“It’s probably a good time to lever in a mild sort of way,” Bill Gross, who co-founded Pacific Investment Management Co., said in a television interview today. For the next three to five years, investors should expect “the ability to borrow short and to lend long, much like banks do.” His logic is that investors can count on earning more from longer-maturity bond yields than they have to pay to borrow for shorter periods as the Federal Reserve keeps interest rates low. While such activity may magnify losses in a selloff, it’ll juice returns at a time when yields are hovering near record lows.
Twitter Boosts Size of Convertible Bond Sale (WSJ)
Twitter sold more convertible bonds than expected late Thursday, according to two people familiar with the deal, a sign of strong demand for its first debt sale. The San Francisco company sold $900 million worth of five-year convertible notes carrying a 0.25% coupon and seven-year notes with a 1% rate, with a conversion premium of 47.5% for both issues, the person said. The deal size could increase to $2 billion if initial buyers exercise an option to buy more notes. For both the five- and seven-year notes, the $900 million deal size exceeded the $650 million Twitter had planned to raise, according to a Wednesday statement from the company.
Activist Investors Build Up Their War Chests (WSJ, earlier)
Daniel Loeb's Third Point LLC recently raised a $2.5 billion war chest that the hedge fund could deploy by year-end, people familiar with the matter said Thursday. Other activists, including Trian Fund Management LP, Pershing Square Capital Management LP and Jana Partners LLC, are also expanding the size of their coffers, people familiar with those firms said.
Amid Alibaba fever, reasons for caution in IPO market (Reuters)
The percentage of IPOs coming from money-losing companies has jumped to a 14-year high, according to Jay Ritter, a professor of finance and leading scholar of IPOs at the University of Florida. The mixed financial results could dim enthusiasm for some of the hot names coming later this year, including web hosting company GoDaddy, airline Virgin America, and possibly burger chain Shake Shack, which has been exploring an IPO. Roughly one-third of the 188 stocks that debuted this year are selling below their IPO price. New stocks have risen an average of 19 percent over the first three months of trading, compared with 36 percent in 2013, and 23 percent in 2012, according to research firm Dealogic in New York.

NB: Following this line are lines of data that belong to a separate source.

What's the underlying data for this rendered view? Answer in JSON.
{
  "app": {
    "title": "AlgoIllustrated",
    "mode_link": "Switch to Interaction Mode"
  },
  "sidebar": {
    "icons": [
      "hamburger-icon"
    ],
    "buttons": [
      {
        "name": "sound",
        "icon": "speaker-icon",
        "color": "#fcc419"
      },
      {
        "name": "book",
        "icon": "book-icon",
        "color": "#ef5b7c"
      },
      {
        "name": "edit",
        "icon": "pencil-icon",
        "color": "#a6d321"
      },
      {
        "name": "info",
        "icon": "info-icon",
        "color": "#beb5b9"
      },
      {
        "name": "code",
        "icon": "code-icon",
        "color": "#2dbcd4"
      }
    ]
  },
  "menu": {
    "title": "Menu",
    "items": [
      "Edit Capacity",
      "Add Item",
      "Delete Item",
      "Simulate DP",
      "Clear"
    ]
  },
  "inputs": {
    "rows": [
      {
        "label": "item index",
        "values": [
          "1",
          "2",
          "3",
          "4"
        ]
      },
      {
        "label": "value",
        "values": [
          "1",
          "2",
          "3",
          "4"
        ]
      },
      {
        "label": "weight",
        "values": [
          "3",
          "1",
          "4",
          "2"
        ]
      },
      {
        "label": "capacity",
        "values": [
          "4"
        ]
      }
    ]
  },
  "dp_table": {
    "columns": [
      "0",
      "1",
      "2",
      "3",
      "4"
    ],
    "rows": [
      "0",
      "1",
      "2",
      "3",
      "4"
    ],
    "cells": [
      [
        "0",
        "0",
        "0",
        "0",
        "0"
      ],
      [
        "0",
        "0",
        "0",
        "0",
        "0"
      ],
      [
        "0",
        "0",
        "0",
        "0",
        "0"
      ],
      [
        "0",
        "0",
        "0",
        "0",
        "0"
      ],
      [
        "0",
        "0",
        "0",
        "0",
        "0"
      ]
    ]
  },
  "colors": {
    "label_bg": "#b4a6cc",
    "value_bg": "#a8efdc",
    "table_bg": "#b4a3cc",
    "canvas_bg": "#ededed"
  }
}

Man Busted Smuggling Drugs In D.A.R.E. Stuffed Animal: Cops (AP)
Troopers say Gregory Bolongnese, of Plattsburgh, was arrested Monday at the bus station in his hometown near the Canadian border. They say they found two grams of pot, about a half-gram of cocaine and LSD inside a stuffed lion doll wearing a D.A.R.E. shirt. D.A.R.E. stands for Drug Abuse Resistance Education, a program that aims to educate young people about staying away from drugs, gangs and violence. Bolognese was charged with criminal possession of a controlled substance and unlawful possession of marijuana. It couldn't be determined if he has a lawyer.